top of page

Olivia Jaimes

Olivia James is the pseudonym of the American cartoonist known for her work on the iconic comic strip Nancy. Nancy’s original creator, Ernie Bushmiller, passed the torch to Al Pastino, Mark Lasky, Jerry Scott, Guy and Brad Gilchrist, and Olivia Jaimes. She is the first female creator of Nancy in its 90 years of publication. Nancy Gained popularity for its playful art and beloved characters Nancy and Sluggo. Today, its long running time and its nostalgic appeal have established a dedicated fan base. Updating the strip for a more text-savvy audience, Jaimes has introduced modern aspects like phones to Nancy’s world, swimming over the hearts of the new generation with a fresh and innovative take on an old comic

Spectator Magazine: What drew you to do this job? Was it something you sought after or was it something that just happened by chance? 


Olivia Jaimes: I was a superfan of the original Nancy, and Shena Wolf (of Andrews McMeel Universal) reached out when the last cartoonist was wrapping up his run. So mostly chance, in that if I hadn’t proclaimed I loved Nancy as loudly as I had, the syndicate wouldn’t have thought to approach me. There’s a lesson in this, which is to be really loud about what you like in the hopes that someone will someday reach out to offer you creative control of the IP. 


SM: Working under a well-known company must be stressful. How do you handle the pressure of upholding such famous legacies?


Jaimes: Actually, it’s incredibly easy! They’re comics. I love them, but the stakes couldn’t be lower. 


SM: How has the original artist, Ernie Bushmiller, influenced your work as a cartoonist? 


Jaimes: I hereby declare that I’ve read and reread the original Nancy comics more than any other person on Earth, and anyone who disagrees can fight me. He influences my work in that I usually read Bushmiller’s Nancy for ten minutes before trying to write any of my own. I’m also wildly jealous of him for claiming lots of good joke ideas back in the 1940s. 


SM: If there is one thing you want the readers to take away from your cartoon, what would it be?


Jaimes: I want them to go, “Ha, ha, brilliant. Some brilliant genius made this.” 


SM: What is your writing and character development process? 


Jaimes: I stare at the ocean until seven joke ideas appear. Then I ruminate on whether they’re too psychologically revealing. Then I send them off to my editor anyway because the passing of time is unyielding and cruel. 

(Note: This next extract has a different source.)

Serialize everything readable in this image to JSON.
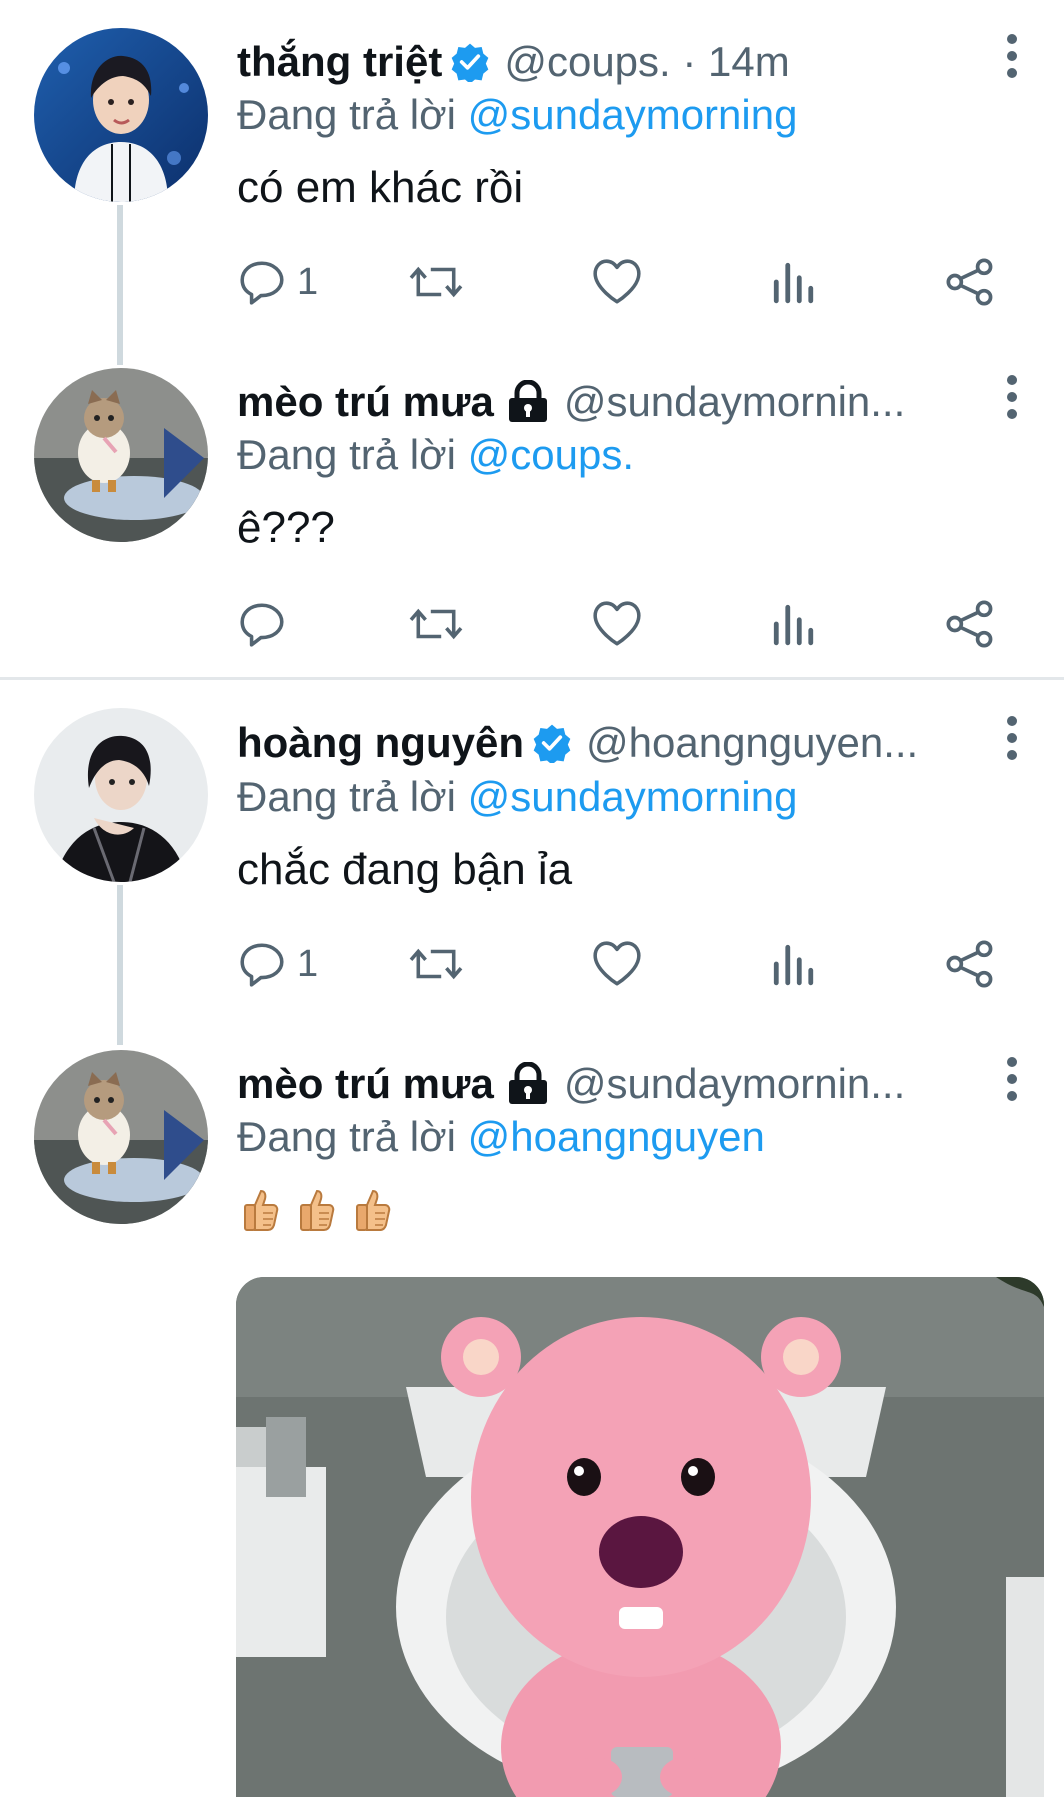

SM: Did you grow up reading Nancy and the Sunday comic strips? How do you think your younger self would react to your current lifestyle? What would she think of it? 


Jaimes: I was really more of a Peanuts kind of kid, and got into Nancy much later. Child me would be happy that I’ve found something to do that makes me happy but deeply disappointed that I still haven't mastered manga style. 


SM: Oftentimes readers love characters in which they see a bit of themselves. Do you feel a particular attachment to any of the characters in Nancy? Is there a character that you can see being very relatable to your audience of readers?


Jaimes: Every character in my version of Nancy is me, except for Sluggo, who is who I aspire to be. Horribly, I share an uncomfortable number of qualities with an awful new character I introduced a few years ago, named Mildred. I hope no one else relates to her—please, for the love of God, no one else relate to her. 


SM: Do you read cartoons in your free time? If so, which ones are your favorite?


Jaimes: Too many to count, so here’s three recommendations:


 1) Heart of the City, by Steenz, which continues to be amazing, 


 2) One Piece, obviously, and


 3) Rock Collector by Becca Tobin which I just read and thought was wonderful. 

SM: Which artists, writers, and cartoonists have inspired and influenced you the most?

Jaimes: Picking two at quasi-random: Richard Thompson of Richard’s Poor Almanac and Naoko Takeuchi of Sailor Moon. 

SM: What’s something you wish you could tell your younger self? 

Jaimes: I’m working on manga style. I will get it someday. 

SM: If you could tell aspiring artists and writers one thing, what would it be?

Jaimes: You don’t have to make your passion your full-time job; it can just be your passion. Make your job something where, on the worst possible day, when nothing’s going right, you’re still feeling pretty OK. If that’s art and writing, great, but do seriously think about financial security.

There’s this misconception that you only become a “real” artist the day you quit your day job and start a full-time career in the arts, which is patently false. You’re already real, and it’s better to start making art in the margins of your day than it is to saddle yourself too soon with the massive burden of self-expectations that come with “a day that’s totally free to devote to art.”  

—Olivia Jaimes for Spectator Magazine, 2023

bottom of page